What Wikipedia’s Network Structure Can Tell Us About Culture

Wikipedia, like all websites, is structured as a network with links connecting one page to another. Each of Wikipedia’s almost 300 languages is written independently and thus may have different underlying network structures. What might we learn from these differences?

A Brief Introduction to Graph Theory

Those already familiar with graph theory can skip this section.

Graphs, in the mathematical sense, are structures that connect objects together with links. In Graph theory jargon, the objects are nodes and the links connecting them are edges. For example, in the graph below there are three nodes: A, B and C. A is connected to both B and C, but B is only connected to C through A.

Edges can also be directional, signified by an arrow. For example, in the graph below you can travel from B to A, and C to A, but you can’t go anywhere from A itself.

That’s really all there is to understanding basic graphs, but starting with just those fundamentals a lot of interesting work can be done. When modeling Wikipedia each article is a node and each link between articles is an edge. For example, the article on Graph Theory links to the article on Mathematics which links back to Graph Theory, represented by the two-headed arrow below.

Building the Wikipedia Graphs

The first step was collecting the network structure data for each language. Wikipedia is big — Almost 40 million pages today and when last calculated in 2009, 275 million links. Instead of working with the whole of Wikipedia, we wanted to get an “equal” sample of pages from each language. We did this by picking five pairs of city+language where the city is a major global city and the primary language spoken in that city is one of the largest Wikipedias. For each of these languages, we built a network using Wikipedia’s API by starting at all five cities, visiting all the pages linked to from that page and then visiting all the pages linked to from those pages.

The table below shows the five languages and cities as well as the number of nodes and edges in our sampled network for each of those languages. For comparison I’ve also included the total number of articles and the ratio to the total in our sample.

For each of the networks we did the following:

  1. Measured the centrality of each node. The centrality is a measure of how important a node is in a network. Importance of an article is based on how many articles link to that article and how important those articles are. This is the same method that Google uses to find the best search results.
  2. Detected communities of similar articles using modularity — essentially finding clusters of articles that are highly interconnected.
  3. Used Gephi to visualize the networks by coloring each node by the community it is in, and sizing the label by how important the node is.


View the following images in all their giant glory here.
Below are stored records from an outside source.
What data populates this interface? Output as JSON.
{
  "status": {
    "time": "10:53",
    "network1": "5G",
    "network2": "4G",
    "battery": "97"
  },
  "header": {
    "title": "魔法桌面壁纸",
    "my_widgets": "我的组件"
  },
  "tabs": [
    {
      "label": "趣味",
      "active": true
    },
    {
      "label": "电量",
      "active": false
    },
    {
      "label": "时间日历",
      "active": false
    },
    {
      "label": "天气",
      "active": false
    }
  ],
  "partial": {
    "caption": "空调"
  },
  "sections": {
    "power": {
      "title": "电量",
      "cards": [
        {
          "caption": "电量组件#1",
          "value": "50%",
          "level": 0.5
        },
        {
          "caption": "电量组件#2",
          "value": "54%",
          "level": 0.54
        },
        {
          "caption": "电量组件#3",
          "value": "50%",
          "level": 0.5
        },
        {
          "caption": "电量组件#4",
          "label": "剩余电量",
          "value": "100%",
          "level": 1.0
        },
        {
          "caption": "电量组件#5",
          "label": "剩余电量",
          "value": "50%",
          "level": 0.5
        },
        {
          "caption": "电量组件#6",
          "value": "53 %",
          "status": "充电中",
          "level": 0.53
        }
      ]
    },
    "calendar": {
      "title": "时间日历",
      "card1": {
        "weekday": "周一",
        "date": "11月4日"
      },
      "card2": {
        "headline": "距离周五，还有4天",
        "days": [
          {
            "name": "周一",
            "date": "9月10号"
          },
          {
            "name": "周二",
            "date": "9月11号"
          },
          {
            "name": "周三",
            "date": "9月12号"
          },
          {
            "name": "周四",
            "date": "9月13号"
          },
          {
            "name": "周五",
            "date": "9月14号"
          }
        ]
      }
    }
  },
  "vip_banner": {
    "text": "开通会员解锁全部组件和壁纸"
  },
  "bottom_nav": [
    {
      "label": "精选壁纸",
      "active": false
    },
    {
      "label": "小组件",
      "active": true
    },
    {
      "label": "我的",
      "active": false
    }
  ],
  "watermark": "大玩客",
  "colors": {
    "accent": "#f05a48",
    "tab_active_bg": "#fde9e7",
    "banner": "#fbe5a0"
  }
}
To start with, here is the graph for English. English appears the most “neutral” of any of the five languages, and that makes sense considering it is the biggest of the Wikipedias and is used all over the globe. I say “neutral” because it contains clusters for each of the countries where we started and is fairly circularly shaped, indicating interconnections even across communities.

The giant Eurovision Song Contest community is a first indication that “Wikipedia” important many not reflect actual cultural importance. The way the Eurovision Song Contest pages are written on Wikipedia leads to a lot of interlinking between them, which may overemphasize their importance. Not to discount the important cultural institution that is the Eurovision Song Contest…


Next, looking at Turkish, we see some differences. First, Turkey itself is more prominently in the center. This would make sense considering Turkish is not spoken widely outside of Turkey as opposed to English. We also see that Japan and China both just get lumped into a general Asia community. Neither New York nor the United States has any prominence. But the all important Eurovision community remains.


Turning to Russian, like Turkey in the Turkish network, here we see Russia prominently featured in the center. The most interesting feature here is the community in the top-left for New York. This happened because there are a large number of Wikipedia articles for tiny towns in New York that have only one edit and I can only assume were machine translated. Yet another way that Wikipedia won’t reflect reality.


The Japanese network is very similar in structure to the Russian one, including the odd New York State community. Interestingly, America (アメリカ合衆国) is about as central as Japan (日本).

Finally, looking at Chinese we see the most distinct of the five networks.


Instead of being round(ish) it’s elongated, indicating that there is not much interconnectivity between the two ends. In addition to a China community, we also see Shanghai getting it’s own distinct communities. And besides Russia, the rest of the world gets lumped into a single community.

What conclusions can we reasonably draw from this?

Does Japan have a greater fascination with America than with Turkey? Well, yes, probably. Are English speakers obsessed with Geographic Coordinate Systems? No, Wikipedia articles for places just usually include the latitude and longitude. Are Chinese speakers more culturally insular? Possibly, considering the Chinese government tries its hardest to make them so.

But it’s important to remember that the people (or machines) who write Wikipedia articles do not represent every speaker of their language. And, the structure and conventions of Wikipedia itself will emphasize some topics over others.

If nothing else, at least we got some pretty pictures.

Work done by Jeremy Neiman and Avigail Vantu as part of the masters program at New York University’s Center for Urban Science and Progress.